Three women are rocking out as they watch me sleep. I’m at The Barnes Hotel where a vibrant graphic mural above my bed reveals a trio of tattooed ladies who could care less if I snored. Once named the Villa Florence, the eight-story building is now The Barnes, located in the very heart of downtown San Francisco.
Built immediately as Hotel Manz after the great 1906 earthquake, today, it is rebranded and all the rooms have been refreshed and remodeled under the Hilton flag. The Barnes is drawing visitors far and wide, many of whom seem to be staying more than a couple of days. One guest I met in the elevator said he was lodging here for a week. Eavesdropping, I heard from a woman approaching the registration counter that she booked a reservation for four nights.
The vibe is hip-meets-antique as the original ornate ceiling moldings and architecture remain. Designers have infused modern touches into these 300-plus rooms, open lobby, and public areas that are unabashedly bold and unpredictable. A giant B brands the entry wall in yellow and green faux flowers.
The first level is long and bowling alley deep. A cocktail lounge and tiny restaurant reside in the foyer of the hotel. You’ll immediately notice the ceilings festooned with silver reflective chandeliers, which, upon closer inspection, are made of forks, spoons, severed pitchers and plates merged to form a sphere.
Once you saunter past those, you catwalk to the check-in counter. Bold colors make up The Barnes with a pin-cushion orange wall behind the registration desk resembling a giant headboard, black and white triangles on the adjacent walls, and a tiled geometric gray fireplace with teal accents. During our two night stay, the service was courteous and friendly. We received a warm, warm welcome from the staff.

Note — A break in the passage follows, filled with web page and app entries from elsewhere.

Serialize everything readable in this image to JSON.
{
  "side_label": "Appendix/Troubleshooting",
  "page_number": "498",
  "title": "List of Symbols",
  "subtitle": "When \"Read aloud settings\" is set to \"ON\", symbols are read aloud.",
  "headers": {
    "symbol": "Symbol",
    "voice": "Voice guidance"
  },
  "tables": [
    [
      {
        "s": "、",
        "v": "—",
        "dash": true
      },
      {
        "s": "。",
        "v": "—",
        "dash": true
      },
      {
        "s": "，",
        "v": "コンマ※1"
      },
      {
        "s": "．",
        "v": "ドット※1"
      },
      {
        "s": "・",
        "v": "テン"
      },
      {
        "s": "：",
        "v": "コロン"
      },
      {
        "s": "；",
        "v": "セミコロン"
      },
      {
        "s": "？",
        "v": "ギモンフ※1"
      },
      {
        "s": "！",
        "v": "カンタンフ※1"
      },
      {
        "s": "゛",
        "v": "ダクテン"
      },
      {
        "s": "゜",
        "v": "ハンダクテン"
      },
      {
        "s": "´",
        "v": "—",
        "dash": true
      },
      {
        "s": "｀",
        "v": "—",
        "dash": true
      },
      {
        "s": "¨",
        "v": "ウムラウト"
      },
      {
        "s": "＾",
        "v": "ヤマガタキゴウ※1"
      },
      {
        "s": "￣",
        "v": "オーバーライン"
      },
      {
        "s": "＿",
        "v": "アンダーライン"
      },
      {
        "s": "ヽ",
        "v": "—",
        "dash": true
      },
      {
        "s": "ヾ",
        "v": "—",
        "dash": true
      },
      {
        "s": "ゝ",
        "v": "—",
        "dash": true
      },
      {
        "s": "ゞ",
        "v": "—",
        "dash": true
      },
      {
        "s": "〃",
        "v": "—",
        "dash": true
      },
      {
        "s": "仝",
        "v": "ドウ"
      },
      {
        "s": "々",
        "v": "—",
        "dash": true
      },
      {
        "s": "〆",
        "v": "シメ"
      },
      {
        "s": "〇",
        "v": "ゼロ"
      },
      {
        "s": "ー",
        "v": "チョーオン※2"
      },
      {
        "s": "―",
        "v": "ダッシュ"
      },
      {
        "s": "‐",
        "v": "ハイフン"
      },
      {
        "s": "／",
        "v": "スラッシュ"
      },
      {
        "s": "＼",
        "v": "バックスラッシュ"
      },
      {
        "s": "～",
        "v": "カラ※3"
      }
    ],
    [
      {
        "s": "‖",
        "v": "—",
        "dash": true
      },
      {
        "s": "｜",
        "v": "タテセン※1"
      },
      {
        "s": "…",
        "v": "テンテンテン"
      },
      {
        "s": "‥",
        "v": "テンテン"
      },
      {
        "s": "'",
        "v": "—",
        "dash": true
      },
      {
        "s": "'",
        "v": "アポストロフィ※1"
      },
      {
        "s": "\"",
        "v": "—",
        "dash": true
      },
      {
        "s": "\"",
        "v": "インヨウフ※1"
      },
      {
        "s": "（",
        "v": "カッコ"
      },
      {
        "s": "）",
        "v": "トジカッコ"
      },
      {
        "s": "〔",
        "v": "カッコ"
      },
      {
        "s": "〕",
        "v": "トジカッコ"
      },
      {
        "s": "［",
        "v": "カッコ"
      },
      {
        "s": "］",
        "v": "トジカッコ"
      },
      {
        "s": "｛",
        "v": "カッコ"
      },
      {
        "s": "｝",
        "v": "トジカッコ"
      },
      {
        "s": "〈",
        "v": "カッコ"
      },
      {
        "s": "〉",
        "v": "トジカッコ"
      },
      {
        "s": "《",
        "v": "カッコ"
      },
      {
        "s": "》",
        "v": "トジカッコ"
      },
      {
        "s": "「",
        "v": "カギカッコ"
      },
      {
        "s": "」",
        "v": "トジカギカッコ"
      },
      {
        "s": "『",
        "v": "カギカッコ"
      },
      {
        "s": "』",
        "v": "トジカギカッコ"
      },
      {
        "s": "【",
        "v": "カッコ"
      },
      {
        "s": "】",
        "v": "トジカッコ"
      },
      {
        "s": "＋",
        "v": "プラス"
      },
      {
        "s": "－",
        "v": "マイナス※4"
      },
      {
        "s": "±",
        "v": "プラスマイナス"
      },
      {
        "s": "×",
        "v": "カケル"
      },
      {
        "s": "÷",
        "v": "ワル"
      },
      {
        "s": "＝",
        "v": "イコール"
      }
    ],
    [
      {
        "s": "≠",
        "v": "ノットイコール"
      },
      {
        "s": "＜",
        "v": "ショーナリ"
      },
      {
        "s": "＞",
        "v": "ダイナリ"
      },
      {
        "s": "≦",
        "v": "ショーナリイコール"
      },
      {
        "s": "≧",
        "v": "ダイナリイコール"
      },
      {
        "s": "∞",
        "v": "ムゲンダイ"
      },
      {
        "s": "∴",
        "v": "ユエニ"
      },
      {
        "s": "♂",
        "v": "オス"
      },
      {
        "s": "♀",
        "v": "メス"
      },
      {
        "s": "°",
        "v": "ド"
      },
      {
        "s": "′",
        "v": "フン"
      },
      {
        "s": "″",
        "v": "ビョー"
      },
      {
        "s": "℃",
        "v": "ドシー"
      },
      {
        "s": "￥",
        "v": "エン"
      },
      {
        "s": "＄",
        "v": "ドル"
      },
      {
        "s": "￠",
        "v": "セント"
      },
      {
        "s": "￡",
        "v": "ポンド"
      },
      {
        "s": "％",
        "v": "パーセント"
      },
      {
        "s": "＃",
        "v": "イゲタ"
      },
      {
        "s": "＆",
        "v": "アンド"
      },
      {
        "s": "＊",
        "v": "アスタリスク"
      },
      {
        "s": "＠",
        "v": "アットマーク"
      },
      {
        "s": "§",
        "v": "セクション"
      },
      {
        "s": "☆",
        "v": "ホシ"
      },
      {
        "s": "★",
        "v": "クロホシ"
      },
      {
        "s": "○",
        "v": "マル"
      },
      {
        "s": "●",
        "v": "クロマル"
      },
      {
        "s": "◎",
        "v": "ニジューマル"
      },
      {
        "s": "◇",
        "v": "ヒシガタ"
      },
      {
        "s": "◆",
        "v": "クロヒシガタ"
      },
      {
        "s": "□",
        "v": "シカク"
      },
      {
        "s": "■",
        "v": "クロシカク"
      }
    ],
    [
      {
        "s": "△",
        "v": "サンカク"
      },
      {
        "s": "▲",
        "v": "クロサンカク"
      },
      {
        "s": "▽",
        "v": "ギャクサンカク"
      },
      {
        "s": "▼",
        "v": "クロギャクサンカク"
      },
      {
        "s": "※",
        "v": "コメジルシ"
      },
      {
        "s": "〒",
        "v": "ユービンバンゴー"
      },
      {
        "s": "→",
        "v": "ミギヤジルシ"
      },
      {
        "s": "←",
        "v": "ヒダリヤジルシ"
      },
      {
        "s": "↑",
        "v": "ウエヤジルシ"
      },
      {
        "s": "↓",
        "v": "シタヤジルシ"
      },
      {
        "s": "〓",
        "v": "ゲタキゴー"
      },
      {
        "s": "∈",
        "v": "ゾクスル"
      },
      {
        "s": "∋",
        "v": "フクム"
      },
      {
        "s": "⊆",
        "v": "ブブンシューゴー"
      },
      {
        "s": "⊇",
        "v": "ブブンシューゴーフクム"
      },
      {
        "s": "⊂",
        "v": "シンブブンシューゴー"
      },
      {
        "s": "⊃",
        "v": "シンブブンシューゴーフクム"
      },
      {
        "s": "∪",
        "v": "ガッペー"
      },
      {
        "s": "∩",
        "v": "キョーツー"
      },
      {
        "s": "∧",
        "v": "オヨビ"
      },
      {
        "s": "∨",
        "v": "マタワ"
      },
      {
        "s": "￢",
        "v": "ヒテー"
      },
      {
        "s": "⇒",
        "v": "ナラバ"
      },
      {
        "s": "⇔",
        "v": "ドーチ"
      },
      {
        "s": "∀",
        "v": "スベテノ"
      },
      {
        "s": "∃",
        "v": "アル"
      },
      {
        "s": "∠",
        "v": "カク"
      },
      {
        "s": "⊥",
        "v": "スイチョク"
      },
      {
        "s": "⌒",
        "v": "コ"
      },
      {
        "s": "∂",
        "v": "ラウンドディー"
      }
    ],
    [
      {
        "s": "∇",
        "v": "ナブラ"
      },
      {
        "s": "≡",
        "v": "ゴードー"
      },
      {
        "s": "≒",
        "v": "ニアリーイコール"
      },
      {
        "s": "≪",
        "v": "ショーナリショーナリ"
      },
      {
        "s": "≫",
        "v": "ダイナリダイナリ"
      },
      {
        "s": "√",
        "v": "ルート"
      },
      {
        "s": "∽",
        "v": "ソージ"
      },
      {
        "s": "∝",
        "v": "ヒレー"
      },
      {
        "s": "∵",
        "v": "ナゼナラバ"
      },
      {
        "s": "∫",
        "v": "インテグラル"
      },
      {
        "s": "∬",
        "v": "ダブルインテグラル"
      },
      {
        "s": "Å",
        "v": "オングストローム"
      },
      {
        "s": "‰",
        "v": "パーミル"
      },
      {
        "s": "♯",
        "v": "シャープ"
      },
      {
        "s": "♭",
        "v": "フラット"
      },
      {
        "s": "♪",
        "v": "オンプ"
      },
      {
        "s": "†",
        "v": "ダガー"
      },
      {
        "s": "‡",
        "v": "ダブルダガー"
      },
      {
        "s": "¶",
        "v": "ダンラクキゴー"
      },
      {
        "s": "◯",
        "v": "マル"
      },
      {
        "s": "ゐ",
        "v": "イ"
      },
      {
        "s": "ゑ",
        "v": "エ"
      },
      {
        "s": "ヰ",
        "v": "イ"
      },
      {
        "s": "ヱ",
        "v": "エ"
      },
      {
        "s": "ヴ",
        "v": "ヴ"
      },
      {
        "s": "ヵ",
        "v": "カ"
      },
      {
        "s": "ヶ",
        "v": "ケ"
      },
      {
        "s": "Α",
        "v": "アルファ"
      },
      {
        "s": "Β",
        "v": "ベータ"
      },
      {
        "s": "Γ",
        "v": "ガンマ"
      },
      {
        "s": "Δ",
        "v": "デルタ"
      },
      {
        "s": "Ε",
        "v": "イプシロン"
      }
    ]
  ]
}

Rooms are petite, but gracious. A deluxe king room (at 289 square feet) features a white linen king bed and a sitting area with a tripod bistro table in jet black, ghost chairs with clear Lucite seats. Fronting the flat screen LG TV is gray tufted chair and tan ottoman to elevate the poor feet after a day of urban trotting. Modern pendant lights gave us plenty of illumination.
Amenities in the room proved to be ultra useful. Things such as the mini-fridge held leftovers from several meals. The brew maker for tea and coffee hits the spot for parched guests in the morning and late afternoon. The bathroom featured a round white sink with cream/black graphic wallpaper and ebony walls. Simple.
Being just remodeled, not everything is perfect. The towel bar fell down when I took off a towel, and so that was a little unnerving. And while the bathroom was new, I noticed there is no ceiling fan, and also the hot water was lukewarm over the two days I stayed there.
Rooms offer plenty of storage. I took full advantage of the armoire with open shelving and drawers with a safe, bedside tables, and more storage on the media cabinet. While you don’t get a robe and slippers, the hotel offers you a great snooze on a comfortable bed, plenty of updated outlets to hook up all your electronics, free WI-FI, and high ceilings so you don’t feel boxed in. However, the ceiling fan was not in operation while I was there, and the heating unit not operational, either. Nonetheless, that was not an inconvenience since the weather was mild, and so the room was not stuffy or cold. Sure, we could have asked the service folks to come and fix things, but nothing seemed bothersome to us since we did not stay in the hotel very long. Each day held adventures throughout San Francisco such as the Tunnel Tops area at the Presidio and Muir Woods across the Golden Gate Bridge.
A great surprise is the tiny hotel restaurant which has less than ten tables. The bar opens at 3 p.m., and it is quite quiet at this time of writing. The restaurant has a short menu, but dishes are fabulous. My husband and I shared the steak and frites and also the salmon over a bed of pureed cauliflower. Every bite was on point – the rib eye steak with a melted butter over the top elicited smiles throughout the dinner. And by dessert, we thoroughly polished off the chia seed pudding topped with fruit – all vegan. There is a second dessert which is a fresh baked chocolate chip cookie with vanilla ice cream drizzled with Ghirardelli chocolate sauce which we enjoyed as well. The dinner was excellent, and I would return just for a repeat of the same meal.
With starting rates at about $200, the rooms are affordable for what is rated as a four-star hotel. Location is prime. When you want to people watch, I recommend sitting at the window table to observe the many colorful folks charging past. While you sip your coffee or bar drink, you can also witness the rolling cable cars as the conductors ding, ding, ding the signature bells. And note that there will be other urban sounds. The second night we stayed, in the middle of the night we heard a fellow shouting and eventually screaming in anguish even as we were five floors above.
The hotel is two blocks from the theater district and steps from Union Square’s shopping area. Parking overnight starts at $38 and above at the various parking garages and lots within a block or two. Who are the guests? We saw a pair of mothers checking in with their teenage daughters. Then there was the millennial tech worker who looked as if he was here on business. Given its location and affordability and newness, consider The Barnes
When You Go:
The Barnes Hotel
225 Powell St.